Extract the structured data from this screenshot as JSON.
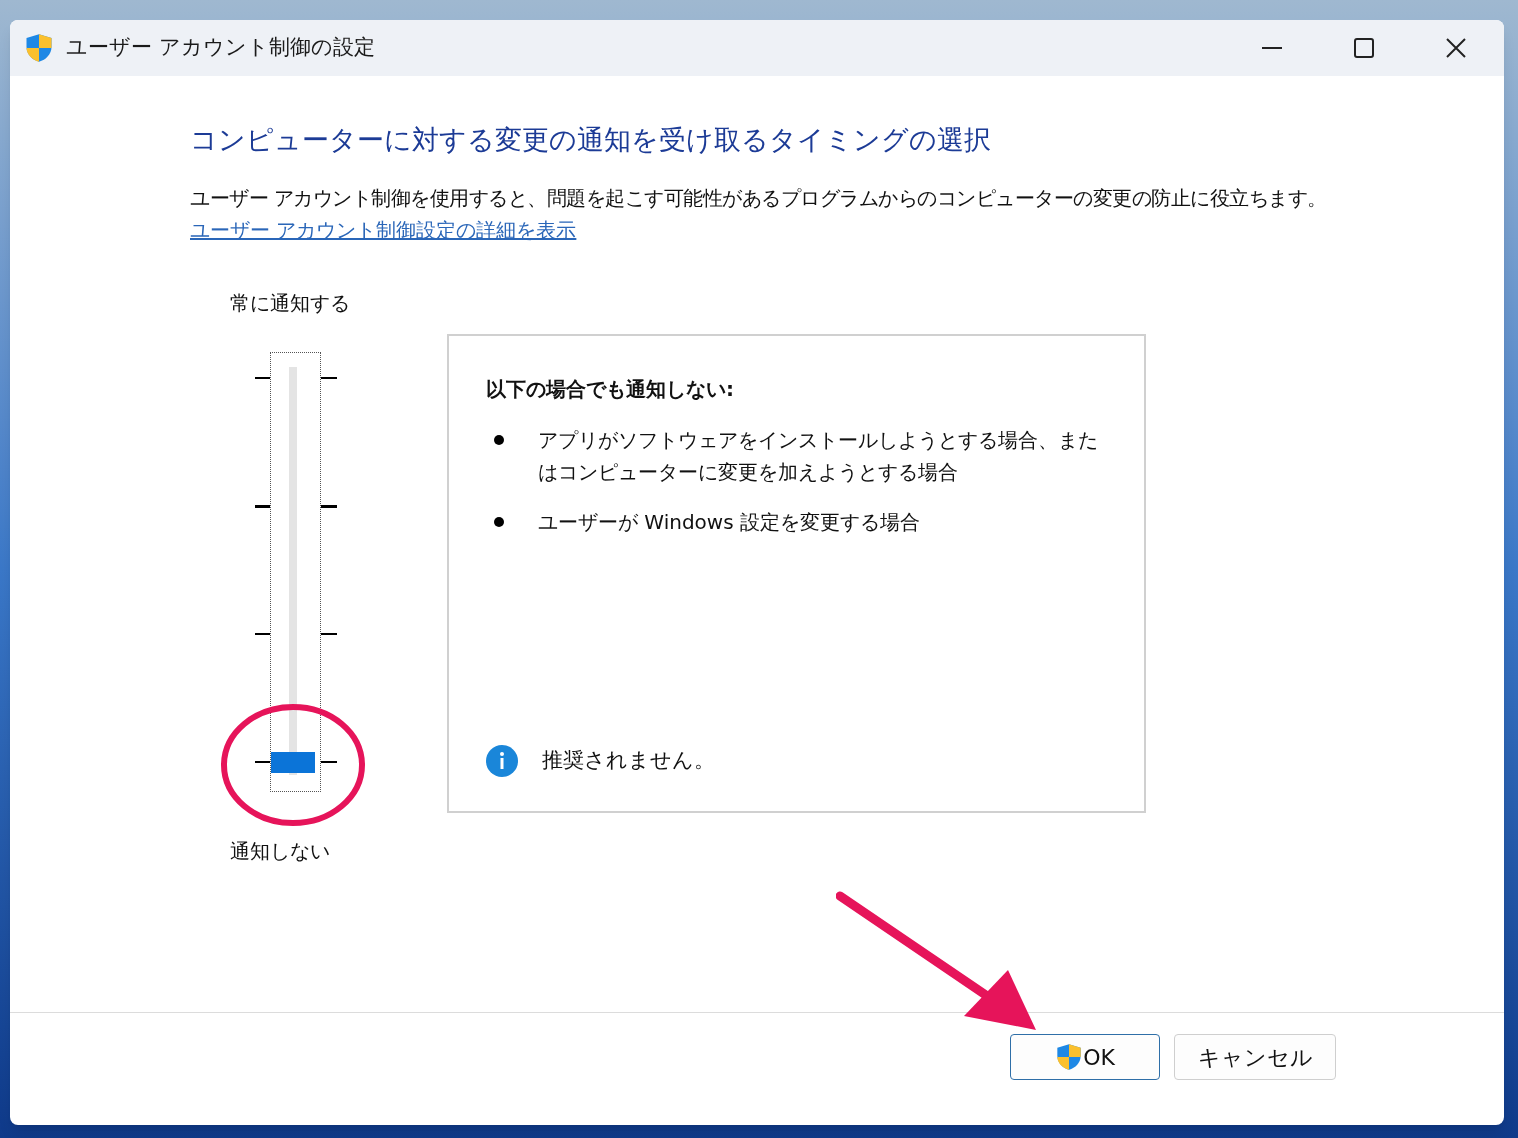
{
  "window": {
    "title": "ユーザー アカウント制御の設定"
  },
  "heading": "コンピューターに対する変更の通知を受け取るタイミングの選択",
  "description": "ユーザー アカウント制御を使用すると、問題を起こす可能性があるプログラムからのコンピューターの変更の防止に役立ちます。",
  "link": "ユーザー アカウント制御設定の詳細を表示",
  "slider": {
    "top_label": "常に通知する",
    "bottom_label": "通知しない",
    "level": 0
  },
  "panel": {
    "title": "以下の場合でも通知しない:",
    "bullets": [
      "アプリがソフトウェアをインストールしようとする場合、またはコンピューターに変更を加えようとする場合",
      "ユーザーが Windows 設定を変更する場合"
    ],
    "note": "推奨されません。"
  },
  "buttons": [
    {
      "label": "OK",
      "kind": "shield",
      "default": true
    },
    {
      "label": "キャンセル",
      "kind": "plain",
      "default": false
    }
  ]
}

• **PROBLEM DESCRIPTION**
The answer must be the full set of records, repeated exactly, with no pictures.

• **ANSWER SPACE**
Extract the structured data from this screenshot as JSON.
{
  "window": {
    "title": "ユーザー アカウント制御の設定"
  },
  "heading": "コンピューターに対する変更の通知を受け取るタイミングの選択",
  "description": "ユーザー アカウント制御を使用すると、問題を起こす可能性があるプログラムからのコンピューターの変更の防止に役立ちます。",
  "link": "ユーザー アカウント制御設定の詳細を表示",
  "slider": {
    "top_label": "常に通知する",
    "bottom_label": "通知しない",
    "level": 0
  },
  "panel": {
    "title": "以下の場合でも通知しない:",
    "bullets": [
      "アプリがソフトウェアをインストールしようとする場合、またはコンピューターに変更を加えようとする場合",
      "ユーザーが Windows 設定を変更する場合"
    ],
    "note": "推奨されません。"
  },
  "buttons": [
    {
      "label": "OK",
      "kind": "shield",
      "default": true
    },
    {
      "label": "キャンセル",
      "kind": "plain",
      "default": false
    }
  ]
}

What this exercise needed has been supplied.